Too busy to exercise? Embrace the chaos of work and family to get fit

Between family and work, finding time to work out can be difficult, but making sure that both you and your kids move every day doesn't have to be. Include them in activities such as housework and gardening, and yes, when you are actually doing an exercise routine, too.
Joe Fudge | MCT
Between family and work, finding time to work out can be difficult, but making sure that both you and your kids move every day doesn't have to be. Include them in activities such as housework and gardening, and yes, when you are actually doing an exercise routine, too.
By Shelby Sheehan-Bernard, McClatchy-Tribune
Posted March 22, 2012, at 9:14 a.m.

You mean to start exercising. Really. But then the inevitable occurs: your boss moves up that already impossible deadline, your daughter gets the flu or you begin to feel the rumblings of a crippling migraine. It often seems that life does everything possible to throw our best health-conscious intentions off track.

The trick, says exercise physiologist and ACE personal trainer and spokesperson Alice Burron, is to embrace the chaos.

Even as a fitness professional, Burron, a mother of four, finds herself constantly juggling her family’s needs with her desire to stay active. “I’m always inundated with last-minute family requests, what I refer to as ‘the Mothership calling me again,’ and have to strategically place my exercise throughout the day.”

Although she makes her living staying fit, she’s often desk-bound when writing or doing administrative tasks for her business, 2BFit. Her office solution? Constant reminders to keep moving. “My office is hilarious,” she says. “There’s a hula hoop in the corner, an iPod player for zumba practice _ even a mini trampoline.”

This doesn’t mean she’s carrying a full weight set with her everywhere, but she does embrace a range of fitness gear to track what she calls her “out of chair” time. She suggests using a pedometer to keep track of the distance you walk, noting some of the newer gadgets automatically upload the stats to your computer. “Seeing how small, frequent amounts of activity add up can motivate you to continue moving,” she says. It’s also a reminder to give yourself some credit in this increasingly sedentary world.

Even just standing or sitting with good posture is a start. “Standing takes work. It engages all of the muscles in the spine,” Barron says. The key is to engage your core and be aware of posture, which burns calories since the muscles are firing all the time. For individuals who sit most of the day, Burron suggests trying a stability ball as a desk chair or even a standing desk. Just remember to give your body time to transition. Start with a few minutes a day and ease into it. If giving up your desk chair isn’t an option, consider setting a timer for yourself each hour and performing some small exercise such as one-legged pickups or swimmer kicks.
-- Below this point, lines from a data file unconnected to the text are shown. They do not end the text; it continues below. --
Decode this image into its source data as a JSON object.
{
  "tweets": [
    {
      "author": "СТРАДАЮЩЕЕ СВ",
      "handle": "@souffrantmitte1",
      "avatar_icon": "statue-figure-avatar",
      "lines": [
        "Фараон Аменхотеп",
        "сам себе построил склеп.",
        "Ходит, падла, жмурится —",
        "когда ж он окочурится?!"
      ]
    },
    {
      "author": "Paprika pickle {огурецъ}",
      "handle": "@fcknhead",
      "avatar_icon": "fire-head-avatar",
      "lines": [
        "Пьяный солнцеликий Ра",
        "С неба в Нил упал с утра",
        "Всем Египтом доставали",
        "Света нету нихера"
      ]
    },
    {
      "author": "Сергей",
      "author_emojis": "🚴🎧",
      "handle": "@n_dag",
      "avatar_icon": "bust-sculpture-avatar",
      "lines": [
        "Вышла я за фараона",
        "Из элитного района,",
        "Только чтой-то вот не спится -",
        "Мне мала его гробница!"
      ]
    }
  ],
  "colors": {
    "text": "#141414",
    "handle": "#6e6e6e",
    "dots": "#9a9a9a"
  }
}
Fredina Usher-Weems, lifestyle fitness program manager at the Cleveland Clinic’s Wellness Institute, clarifies that you can’t achieve optimal health just by standing for a few minutes a day; you have to perform activities that raise your heart rate. “There has to be some intensity,” she says. “But we want to focus on incremental improvement: Look at where you’re at, accept that, and be thankful for the small changes you can make.”

So if you’re currently more familiar with the couch than a treadmill, consider a lower-impact exercise like walking to give yourself time to adjust. “Low-impact exercises aren’t just for senior citizens. There’s pilates, and what I call the ‘green gym’: gardening,” Usher-Weems adds. Even heavy cleaning can burn calories. She suggests pumping up the music to energize yourself and exaggerating your movements to get a bigger burn.

For parents with young children, finding time to exercise can be especially difficult. Usher-Weems suggests integrating the family into your workouts. Ever tried a relay game in the morning? Or perhaps a game of musical chairs? “There’s so many activities you can do as a family; you have to be a little creative,” she says.

Burron considers such activities essential to her fitness regime, allowing her to have quality family time while staying fit. “There’s this unique bonding experience that happens when you exercise with your kids,” she says. “It’s also a good solution for busy parents who wish they could spend more time with their children.” She uses a variety of activities to keep her kids engaged, everything from building an impromptu obstacle course in the house to running a low-stakes outdoor race.

For Burron, sticking with a routine is all about finding what’s fun and convenient, which shows that the secret to staying fit might be easier than you think. (Fancy gym memberships and personal trainers not required.)

http://bangordailynews.com/2012/03/22/health/too-busy-to-exercise-embrace-the-chaos-of-work-and-family-to-get-fit/ printed on November 23, 2014